Smaller companies here aren't that far away from tapping green financing as the bulk of the data required to track sustainability goals may already be tracked. The work that remains is about "getting the pieces together", such as integrating data on electricity consumption.
One fintech startup here, Hashstacs (Stacs), believes that this is the case, and is developing a product to bridge the gap.
In a call on Thursday (Jan 20), Stacs co-founder and managing director Benjamin Soh told reporters: "(Many corporations) are curious about how to get started (in tracking their environment, social and governance (ESG) goals). Sometimes, it sounds intimidating to them.
"Actually, I would like to say that it is really more of just getting the pieces together... All they really needed to do is to get this data that they already have, put into the right place, and onto the ESG registry that the financial institutions are already using."
The data may be from the firms' existing fleet management systems or building management systems, he added, pointing out that buildings could already be using central energy tracking systems or solar panel smart meters, for instance.
Stacs is in the midst of developing such a registry - one that is blockchain-based and could serve as a repository of all ESG-related data and certification. The project, which is created in partnership with the Monetary Authority of Singapore's (MAS) Project Greenprint, is currently being piloted, with input from several companies, including CO2 Connect, Containers Printers, and Surbana Jurong.

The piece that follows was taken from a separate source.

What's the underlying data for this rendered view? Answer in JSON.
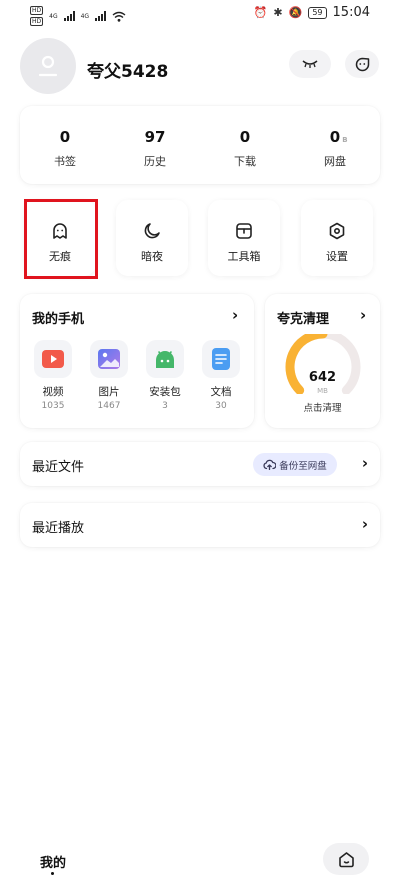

Soh said the partnership with MAS is "highly meaningful" as it gives Stacs the chance to work with several financial institutions including banks, which have drawn up frameworks on the type of certifications, metrics or key performance indicators that they are ready to accept.
Noting that the banks' requirements are "more or less the same", Soh said Stacs is looking at developing an "end-to-end playbook" for each sector, which may then be customised for companies in different countries.
"We want to be able to onboard the certificates and the measurements or data fields according to the sector and create this playbook where you will be replicable for the entire sector," he said.
Such a platform could help banks close more sustainability-linked deals, Soh said, pointing out that financial institutions currently find existing pools of ESG data fragmented, which makes it "virtually impossible to track end-to-end supply chains".
He said the insufficient and unreliable ESG data out there had given rise to hesitancy in the mobilisation of capital for sustainability, given fears of greenwashing, which, in turn, contributes to a vicious circle of a lack of ESG financing.
He also noted that banks currently gravitate towards larger companies in dishing out sustainability-linked loans as ESG certification is considered expensive to the smaller companies.
As more of the corporate world is drawn into the world of ESG reporting, more companies could well be nudged to take climate change and social issues more seriously, Soh added.
He said Stacs' ESG registry can support the retrieving of data on an "ongoing basis", and does not necessarily have to be "one off" or "periodic", such that banks can better manage their suite of ESG financial products.
"(Banks can) receive notifications, say 6 months, 9 months, or even years down the road if their portfolio company or the company to which they had issued a loan has started to become less green," he said.
For now, however, he could not say for sure when Stacs' ESG registry can be made publicly available for retail investors or rolled out to more companies, saying the platform is still in development.
But he said the registry can already support the tracking of ESG goals for those in the transport, building and construction, manufacturing, food and agriculture, and renewable energy sectors.
As of Nov 9 last year, at least 5 financial institutions had expressed interest in exploring collaboration with the registry. They are Aviva Singlife, Citi, OCBC, UBS and UOB.Source: The Business Times